◆ Work instruction: Every record is to be printed exactly as written, and any picture in it is skipped.
##### Listed records #####
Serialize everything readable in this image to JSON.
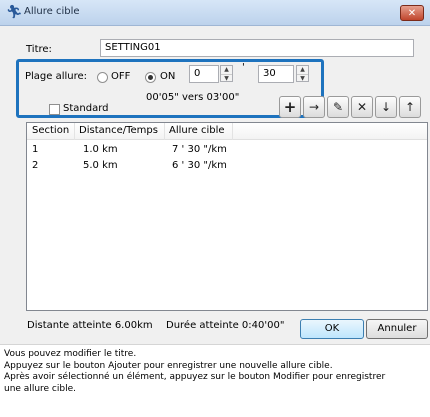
{
  "window": {
    "title": "Allure cible",
    "close_icon": "close-icon",
    "app_icon": "runner-icon"
  },
  "form": {
    "title_label": "Titre:",
    "title_value": "SETTING01",
    "plage_label": "Plage allure:",
    "off_label": "OFF",
    "on_label": "ON",
    "min_value": "0",
    "minute_mark": "'",
    "sec_value": "30",
    "standard_label": "Standard",
    "range_text": "00'05\" vers 03'00\"",
    "selected_mode": "ON",
    "standard_checked": false
  },
  "toolbar": {
    "add_symbol": "+",
    "arrow_symbol": "→",
    "edit_symbol": "✎",
    "delete_symbol": "✕",
    "down_symbol": "↓",
    "up_symbol": "↑"
  },
  "table": {
    "headers": [
      "Section",
      "Distance/Temps",
      "Allure cible"
    ],
    "rows": [
      [
        "1",
        "1.0 km",
        "7 ' 30 \"/km"
      ],
      [
        "2",
        "5.0 km",
        "6 ' 30 \"/km"
      ]
    ]
  },
  "status": {
    "distance_text": "Distante atteinte 6.00km",
    "duration_text": "Durée atteinte 0:40'00\""
  },
  "buttons": {
    "ok": "OK",
    "cancel": "Annuler"
  },
  "help": [
    "Vous pouvez modifier le titre.",
    "Appuyez sur le bouton Ajouter pour enregistrer une nouvelle allure cible.",
    "Après avoir sélectionné un élément, appuyez sur le bouton Modifier pour enregistrer",
    "une allure cible."
  ]
}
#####
◆ Final answer:
Serialize everything readable in this image to JSON.
{
  "window": {
    "title": "Allure cible",
    "close_icon": "close-icon",
    "app_icon": "runner-icon"
  },
  "form": {
    "title_label": "Titre:",
    "title_value": "SETTING01",
    "plage_label": "Plage allure:",
    "off_label": "OFF",
    "on_label": "ON",
    "min_value": "0",
    "minute_mark": "'",
    "sec_value": "30",
    "standard_label": "Standard",
    "range_text": "00'05\" vers 03'00\"",
    "selected_mode": "ON",
    "standard_checked": false
  },
  "toolbar": {
    "add_symbol": "+",
    "arrow_symbol": "→",
    "edit_symbol": "✎",
    "delete_symbol": "✕",
    "down_symbol": "↓",
    "up_symbol": "↑"
  },
  "table": {
    "headers": [
      "Section",
      "Distance/Temps",
      "Allure cible"
    ],
    "rows": [
      [
        "1",
        "1.0 km",
        "7 ' 30 \"/km"
      ],
      [
        "2",
        "5.0 km",
        "6 ' 30 \"/km"
      ]
    ]
  },
  "status": {
    "distance_text": "Distante atteinte 6.00km",
    "duration_text": "Durée atteinte 0:40'00\""
  },
  "buttons": {
    "ok": "OK",
    "cancel": "Annuler"
  },
  "help": [
    "Vous pouvez modifier le titre.",
    "Appuyez sur le bouton Ajouter pour enregistrer une nouvelle allure cible.",
    "Après avoir sélectionné un élément, appuyez sur le bouton Modifier pour enregistrer",
    "une allure cible."
  ]
}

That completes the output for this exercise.